If you are finding it difficult to eat meals you can get a prescription from your GP for special drinks that provide extra nutrition. You can also talk to your specialist team if you are having problems eating a balanced diet or if you are losing weight. They may be able to refer you to an oncology dietitian who can give you advice that is specific to your needs.

Feeling and being sick

Chemotherapy drugs can make you feel sick during treatment. There are many anti-sickness drugs (anti-emetics) that can help to control this. These can be taken as injections into the vein, or tablets just before each chemotherapy treatment. You can also take some anti-sickness tablets home with you. It is important to take them as directed by your doctor before meals.

If the smell of food is putting you off eating, try to avoid strong smelling foods. If possible you could also ask someone to prepare and cook your meals for you. Let your specialist team or GP know if you continue to experience nausea or vomiting.

Other possible side effects

Each individual chemotherapy drug may also have its own particular side effects. For example, docetaxel causes fluid retention (oedema) in about seven per cent of men (seven out of every 100 men). This means that your hands and feet may swell and you may gain some weight.

If you are having treatment with mitoxantrone, your urine may become a green/blue colour for 24 hours after each treatment.

You may feel a bit down during your treatment. Some people say that they feel sad and negative at certain times during their chemotherapy. This is natural and usually only lasts a short time. However, if you continue to feel very low after your treatment is over you should let your medical team know. You may have depression which is very different to just feeling sad.
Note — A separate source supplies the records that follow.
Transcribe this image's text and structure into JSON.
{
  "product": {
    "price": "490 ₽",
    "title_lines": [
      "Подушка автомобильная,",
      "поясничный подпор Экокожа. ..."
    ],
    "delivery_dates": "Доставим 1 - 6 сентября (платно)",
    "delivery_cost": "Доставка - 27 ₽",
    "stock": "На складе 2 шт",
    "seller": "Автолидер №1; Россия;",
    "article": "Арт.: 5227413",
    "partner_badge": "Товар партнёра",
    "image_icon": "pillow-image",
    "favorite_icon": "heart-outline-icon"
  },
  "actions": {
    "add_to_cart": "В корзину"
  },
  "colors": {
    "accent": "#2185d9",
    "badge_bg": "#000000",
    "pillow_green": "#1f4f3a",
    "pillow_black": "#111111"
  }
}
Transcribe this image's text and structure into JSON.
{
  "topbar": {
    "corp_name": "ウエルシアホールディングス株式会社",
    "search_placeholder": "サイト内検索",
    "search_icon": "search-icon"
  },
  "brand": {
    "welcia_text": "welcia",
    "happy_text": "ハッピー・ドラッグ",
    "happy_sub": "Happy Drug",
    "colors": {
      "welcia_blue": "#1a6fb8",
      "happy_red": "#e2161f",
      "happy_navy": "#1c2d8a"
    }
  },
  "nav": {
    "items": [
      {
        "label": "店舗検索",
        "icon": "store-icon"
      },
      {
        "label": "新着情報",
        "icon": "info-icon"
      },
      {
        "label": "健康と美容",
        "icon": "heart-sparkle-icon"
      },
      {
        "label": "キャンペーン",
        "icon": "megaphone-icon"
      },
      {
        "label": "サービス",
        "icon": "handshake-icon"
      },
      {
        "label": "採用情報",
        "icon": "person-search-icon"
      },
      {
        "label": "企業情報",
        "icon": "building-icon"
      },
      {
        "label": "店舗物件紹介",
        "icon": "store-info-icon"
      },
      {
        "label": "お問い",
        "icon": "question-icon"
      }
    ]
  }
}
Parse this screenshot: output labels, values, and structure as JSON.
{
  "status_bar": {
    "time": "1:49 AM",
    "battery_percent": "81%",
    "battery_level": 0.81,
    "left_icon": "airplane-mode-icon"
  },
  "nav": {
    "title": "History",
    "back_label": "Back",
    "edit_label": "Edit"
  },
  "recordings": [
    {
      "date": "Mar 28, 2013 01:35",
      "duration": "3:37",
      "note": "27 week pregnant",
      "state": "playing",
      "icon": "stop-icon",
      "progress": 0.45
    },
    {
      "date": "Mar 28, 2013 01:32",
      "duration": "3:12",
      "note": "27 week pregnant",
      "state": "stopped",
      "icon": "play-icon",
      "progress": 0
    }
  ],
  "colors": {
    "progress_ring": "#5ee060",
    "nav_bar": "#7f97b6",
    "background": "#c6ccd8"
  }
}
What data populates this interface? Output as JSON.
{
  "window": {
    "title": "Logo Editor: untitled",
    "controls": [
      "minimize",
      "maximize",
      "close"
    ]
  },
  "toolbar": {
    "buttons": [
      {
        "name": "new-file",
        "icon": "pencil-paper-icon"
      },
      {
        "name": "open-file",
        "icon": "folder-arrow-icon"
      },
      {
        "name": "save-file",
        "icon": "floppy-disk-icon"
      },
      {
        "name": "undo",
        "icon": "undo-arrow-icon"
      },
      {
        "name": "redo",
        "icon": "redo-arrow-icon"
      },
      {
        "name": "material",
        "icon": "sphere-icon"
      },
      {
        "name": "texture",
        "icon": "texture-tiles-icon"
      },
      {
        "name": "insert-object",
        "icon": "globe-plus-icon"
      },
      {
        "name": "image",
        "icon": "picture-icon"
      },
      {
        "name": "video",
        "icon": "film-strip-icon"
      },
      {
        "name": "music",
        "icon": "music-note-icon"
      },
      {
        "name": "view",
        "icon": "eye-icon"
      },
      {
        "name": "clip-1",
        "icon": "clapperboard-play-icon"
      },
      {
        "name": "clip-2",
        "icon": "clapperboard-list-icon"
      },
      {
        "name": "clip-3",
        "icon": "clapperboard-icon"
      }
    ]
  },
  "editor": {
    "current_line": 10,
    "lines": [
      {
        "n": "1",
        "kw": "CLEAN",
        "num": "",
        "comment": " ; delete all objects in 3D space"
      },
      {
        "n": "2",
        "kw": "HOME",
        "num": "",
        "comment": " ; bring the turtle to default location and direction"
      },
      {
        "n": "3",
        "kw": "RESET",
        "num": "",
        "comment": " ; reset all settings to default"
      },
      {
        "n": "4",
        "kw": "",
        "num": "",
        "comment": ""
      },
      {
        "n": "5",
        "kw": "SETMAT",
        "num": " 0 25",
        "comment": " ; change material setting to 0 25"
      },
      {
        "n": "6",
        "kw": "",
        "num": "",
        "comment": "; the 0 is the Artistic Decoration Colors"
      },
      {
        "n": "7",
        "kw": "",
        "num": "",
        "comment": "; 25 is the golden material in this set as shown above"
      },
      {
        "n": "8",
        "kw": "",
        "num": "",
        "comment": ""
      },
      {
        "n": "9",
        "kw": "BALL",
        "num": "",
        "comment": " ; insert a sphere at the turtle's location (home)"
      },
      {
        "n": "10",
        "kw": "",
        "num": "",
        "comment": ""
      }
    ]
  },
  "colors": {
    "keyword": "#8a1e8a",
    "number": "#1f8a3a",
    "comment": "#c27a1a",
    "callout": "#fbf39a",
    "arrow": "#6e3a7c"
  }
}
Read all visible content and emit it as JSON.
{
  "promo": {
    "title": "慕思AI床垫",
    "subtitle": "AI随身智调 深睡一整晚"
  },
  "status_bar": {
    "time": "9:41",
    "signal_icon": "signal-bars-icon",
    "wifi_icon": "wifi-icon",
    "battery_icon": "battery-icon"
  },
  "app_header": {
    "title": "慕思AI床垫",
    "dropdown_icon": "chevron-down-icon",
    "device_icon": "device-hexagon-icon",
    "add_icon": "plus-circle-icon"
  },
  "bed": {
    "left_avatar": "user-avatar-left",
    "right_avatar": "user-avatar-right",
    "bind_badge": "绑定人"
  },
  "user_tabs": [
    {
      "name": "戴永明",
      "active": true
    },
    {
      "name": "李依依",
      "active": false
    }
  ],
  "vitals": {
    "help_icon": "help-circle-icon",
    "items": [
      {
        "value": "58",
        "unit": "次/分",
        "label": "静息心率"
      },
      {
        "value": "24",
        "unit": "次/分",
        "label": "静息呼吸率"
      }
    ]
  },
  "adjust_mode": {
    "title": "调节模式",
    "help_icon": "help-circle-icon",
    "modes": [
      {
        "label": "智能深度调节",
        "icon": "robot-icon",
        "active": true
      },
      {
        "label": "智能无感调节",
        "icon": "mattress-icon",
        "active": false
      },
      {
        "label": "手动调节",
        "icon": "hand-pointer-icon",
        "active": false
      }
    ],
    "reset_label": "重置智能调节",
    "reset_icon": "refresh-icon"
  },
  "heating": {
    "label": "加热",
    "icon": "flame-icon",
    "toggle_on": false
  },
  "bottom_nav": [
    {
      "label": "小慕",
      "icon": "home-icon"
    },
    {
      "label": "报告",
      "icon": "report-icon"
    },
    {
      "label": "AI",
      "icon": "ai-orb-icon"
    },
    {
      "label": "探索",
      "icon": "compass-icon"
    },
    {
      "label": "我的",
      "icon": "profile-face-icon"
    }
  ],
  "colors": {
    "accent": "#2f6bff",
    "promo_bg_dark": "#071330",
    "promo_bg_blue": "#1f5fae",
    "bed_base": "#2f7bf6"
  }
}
Do not be afraid to let people know how you are feeling as there are things that can be done to help treat depression.